YOUR ASSIGNMENT:
Everything from the line that contains "Convert this screenshot" through the final line of the records should be written out exactly, and nothing outside that span.

SUPPLIED MATERIAL:
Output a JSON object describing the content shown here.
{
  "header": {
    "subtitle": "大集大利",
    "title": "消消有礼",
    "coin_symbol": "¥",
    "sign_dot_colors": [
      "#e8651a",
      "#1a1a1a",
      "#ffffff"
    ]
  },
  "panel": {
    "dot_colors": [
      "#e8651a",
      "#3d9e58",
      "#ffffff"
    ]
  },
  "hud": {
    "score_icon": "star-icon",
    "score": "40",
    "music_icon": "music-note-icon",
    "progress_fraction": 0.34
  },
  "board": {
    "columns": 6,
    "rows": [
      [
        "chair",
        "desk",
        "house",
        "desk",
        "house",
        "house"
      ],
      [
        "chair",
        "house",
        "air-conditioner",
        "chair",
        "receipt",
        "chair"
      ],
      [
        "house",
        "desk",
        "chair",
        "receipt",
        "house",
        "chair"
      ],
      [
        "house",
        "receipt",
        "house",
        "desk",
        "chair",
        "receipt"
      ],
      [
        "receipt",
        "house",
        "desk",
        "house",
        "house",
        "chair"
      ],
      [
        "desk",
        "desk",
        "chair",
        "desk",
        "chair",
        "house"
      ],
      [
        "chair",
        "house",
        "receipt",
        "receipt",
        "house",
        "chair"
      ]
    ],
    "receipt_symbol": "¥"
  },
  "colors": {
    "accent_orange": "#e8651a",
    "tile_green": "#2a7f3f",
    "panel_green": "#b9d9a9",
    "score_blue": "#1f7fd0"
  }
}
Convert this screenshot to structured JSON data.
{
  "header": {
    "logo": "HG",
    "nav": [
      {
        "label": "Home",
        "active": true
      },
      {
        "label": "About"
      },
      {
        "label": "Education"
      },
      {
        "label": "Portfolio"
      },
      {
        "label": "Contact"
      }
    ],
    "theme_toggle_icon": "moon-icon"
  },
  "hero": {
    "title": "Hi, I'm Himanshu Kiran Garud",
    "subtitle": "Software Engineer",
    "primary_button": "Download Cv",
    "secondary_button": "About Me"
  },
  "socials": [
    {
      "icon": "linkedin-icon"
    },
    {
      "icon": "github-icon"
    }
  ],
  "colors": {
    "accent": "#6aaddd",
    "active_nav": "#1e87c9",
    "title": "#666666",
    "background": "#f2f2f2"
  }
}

ANSWER TO THE PROBLEM:
Convert this screenshot to structured JSON data.
{
  "header": {
    "logo": "HG",
    "nav": [
      {
        "label": "Home",
        "active": true
      },
      {
        "label": "About"
      },
      {
        "label": "Education"
      },
      {
        "label": "Portfolio"
      },
      {
        "label": "Contact"
      }
    ],
    "theme_toggle_icon": "moon-icon"
  },
  "hero": {
    "title": "Hi, I'm Himanshu Kiran Garud",
    "subtitle": "Software Engineer",
    "primary_button": "Download Cv",
    "secondary_button": "About Me"
  },
  "socials": [
    {
      "icon": "linkedin-icon"
    },
    {
      "icon": "github-icon"
    }
  ],
  "colors": {
    "accent": "#6aaddd",
    "active_nav": "#1e87c9",
    "title": "#666666",
    "background": "#f2f2f2"
  }
}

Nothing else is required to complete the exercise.